One unique aspect of layoffs is that your reaction to the news shows your boss how you handle yourself professionally when you are under personal distress. I had not considered what I would do in case it happened to me, but what I was sure of was that I loved going to work every day and had felt like I was treated with respect. When the bad news came, it surprised me that my feelings about the company did not change. Because of that, I went out to the stairwell to have my cry and then came back into the office to train the woman who would be taking over my account so she knew what to do. I said my goodbyes and thanked my boss for the experience I had there. My boss came over later, gave me his card, and told me that he appreciated how I handled things and to call him if I needed anything.

Two weeks later, when they needed someone to manage a project that I had been setting up previously, I was the first person they called. That project turned into me helping out in various departments which turned into another year and a half at the company. If I was never laid off, I may have not had the opportunity to recruit, research prospective clients for the sales team and work in social media marketing; all of which I enjoyed very much. Those new roles also diversified my skill set and gave me a well-rounded perspective on the business of recruitment outsourcing. I do not think everything happens for a reason, but I do believe that you can learn something valuable from every experience.

3. Reach out for support.

I was laid off on a Friday and fortunately had family visiting for the weekend. I took a drive over to my parents’ house where they were visiting and braced myself for the embarrassing consolations of “Hang in there” and “This is a blessing in disguise.”

I thought that getting my mind off of it by distracting myself would be the best course of action, but I was wrong. There I was, sitting down with family after I felt like my world had collapsed and attempting not to be a Debbie Downer by talking about what had happened.

My parents had informed them of what happened before I arrived and, to my surprise, they reached out with supportive tales of the layoffs they have experienced.
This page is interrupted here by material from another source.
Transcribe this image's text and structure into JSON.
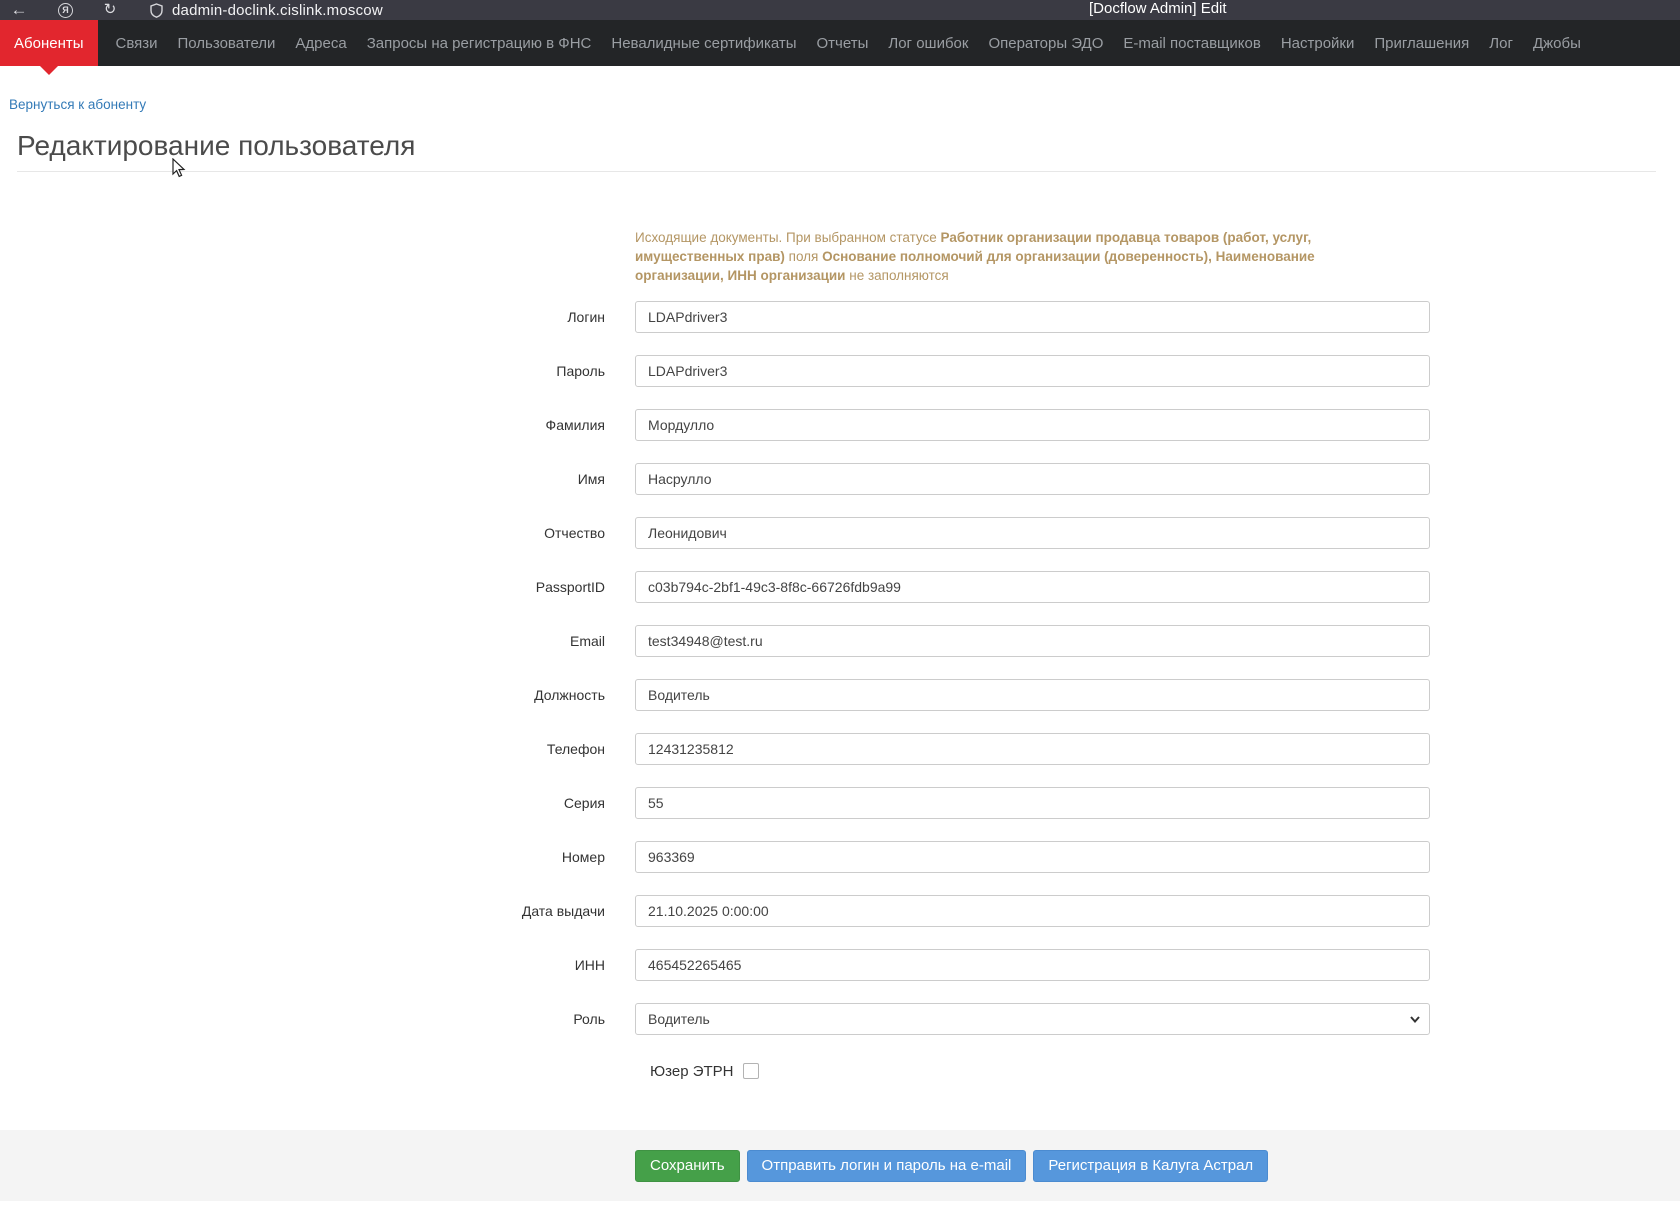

Each of these seasoned professionals had built successful careers in their fields, yet had felt the sting of a layoff themselves. I found this discussion comforting and encouraging because it made me realize that the pain I felt would fade. How long it took would be up to me.

4. Be proactive.

Have your cry, do something fun, and then turn your focus into your job search. Reflecting on what happened and what you think you could have done to prevent it will only drive you crazy.

5. Let it show you what you need to work on.

Although the reasons for your layoff have nothing to do with your performance, any disappointment or event that we perceive as failure tends to heighten our awareness of the areas we need to work on. Any weaknesses that we may have shrugged to the side come to the surface in the face of events that shake up our worlds. Maybe you got into the habit of coming into work late because no one said anything to you about it. Or maybe you could have managed your time more efficiently. Chances are, these habits did not contribute to your layoff, but it is good to notice our areas for improvement. And that, I think, is one of the most valuable things to come out of a layoff.

Top 5 Tips For A Successful Cover Letter

More and more employers request a strong cover letter, linking your experience and skills directly to the job advert you’re applying for. Even if an employer doesn’t ask for one specifically,

Job Search

Trending Jobs